So Miss Emily vanquished the town authorities in the matter of her taxes, just as she had vanquished their fathers thirty years before—two years after her father’s death, and shortly after her sweetheart (later identified as Homer Barron) had deserted her—in the matter of a bad smell issuing from her house. Miss Emily had become reclusive. When the smell developed, some women suspected that it was because Tobe, her only servant, did not know how to keep a kitchen properly.
The second narrative leap back in time. The bad smell goes unexplained till story’s end, thereby generating suspense. The gossiping women here both pity Miss Emily for being single and alone, but also seem to take some pleasure from the fact that they keep tidier homes than this former aristocrat who is left with just a single insufficient servant.
Soon enough, a female neighbor complained about the smell to the then-mayor, old Judge Stevens. Judge Stevens placated the complainant, only to receive two more complaints the next day. That night, the Board of Alderman met to discuss the matter; the youngest member proposed that Miss Emily be given a deadline by which to clean up her property, but Judge Stevens cursed and asked, “Will you accuse a lady to her face of smelling bad?”

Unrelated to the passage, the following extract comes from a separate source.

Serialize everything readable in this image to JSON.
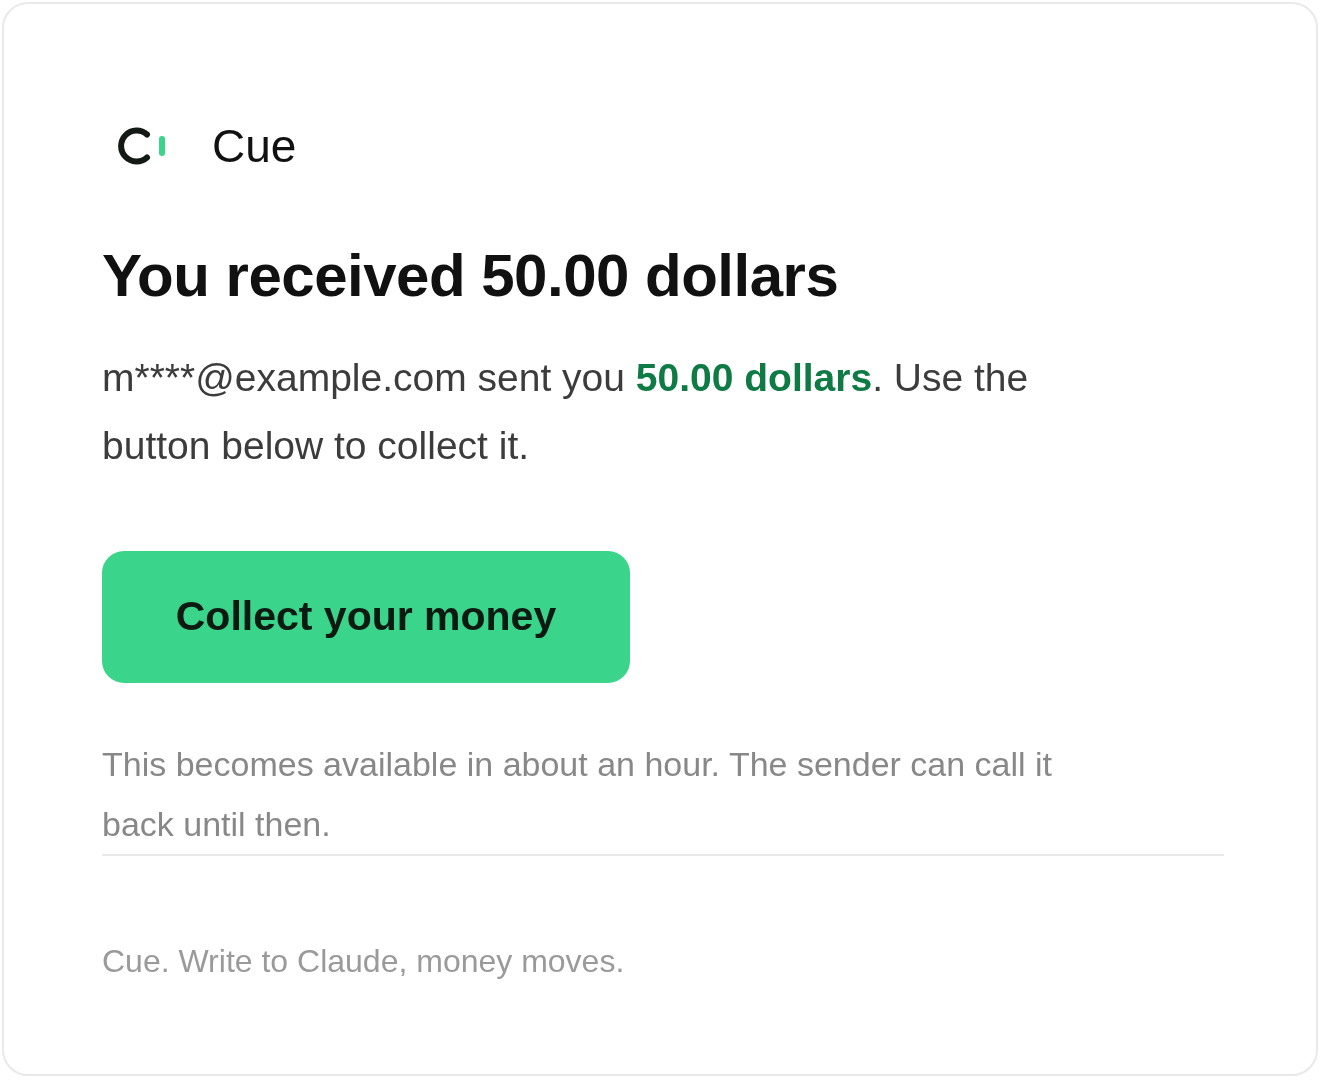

So as not to humiliate her, no one speaks to Miss Emily directly about the smell—another “genteel” act meant to protect her, which, ironically enabling her to get away with murder and sink into madness. As is typical in Jefferson, the younger generation proposes the no-nonsense if tactless solution to a problem, while the older generation upholds propriety to a fault.
So the next night, after midnight, four men went to Miss Emily’s house in secret to investigate the smell and to attempt to neutralize it by sprinkling lime on the property, in both the cellar and all the outbuildings. As they moved back across the lawn, a window that had been dark was lighted, and the men saw Miss Emily motionless in silhouette. “After a week or two the smell went away.”
Part of solving problems in Jefferson means hiding them under the rug—the townspeople neutralize the bad smell (after two weeks!) only to overlook entirely whatever is generating it. The window here anticipates the final scene of the story, as Miss Emily is looking out of her “secret” room.
The narrator recalls that this was when the townspeople had begun to feel sorry for Miss Emily. Remembering how her great-aunt Wyatt had gone mad, they came to believe that the Griersons “held themselves a little to high for what they really were.” When she was young all Miss Emily’s suitors were rejected as being beneath her, but, at the age of thirty, she was still single, indicating that no chances to marry had materialized. Consequently, the town felt vindicated in believing Miss Emily to be too proud. When her father died and she was left with only the house, the town could at last pity her, humbled and humanized as she was by her relative poverty.
The third narrative leap back in time. Mention of Wyatt suggests that Miss Emily’s madness is not an aberration, but inherited, even caused in part by the nostalgic and repressive culture in which both women live. Note how the townspeople both value Miss Emily as a monument to their past, yet hypocritically criticize her for acting the part despite her poverty. They want her to be a Southern ideal but also take perverse pleasure in watching her fall to earth.
The day after Miss Emily’s father died, the ladies of the town visited Miss Emily and, as was the custom, offered condolence and aid. Without a trace of grief, Miss Emily told the ladies that her father was not dead. She did that for three days while ministers and doctors called on her, “trying to persuade her to let them dispose of the body.” She only capitulated upon the threat of law and force. The townspeople did not say that she was crazy then, on the grounds that, since she was unmarried and impoverished, “she would have to cling to that which had robbed her,” namely, her father’s corpse.
Miss Emily’s insistence that her father is not dead is the first sign we have of her deeply disturbed relationship to time, or to reality—she takes control of her life simply by denying change—and also the first sign that this effort extends to a delusional capacity even to deny the reality of death. Yet, as crazy as Miss Emily’s behavior is, it differs only in degree, not in kind, from this Southern town and its people’s relationship to time, which is also marked by a paralyzing nostalgia and a resistance to progress.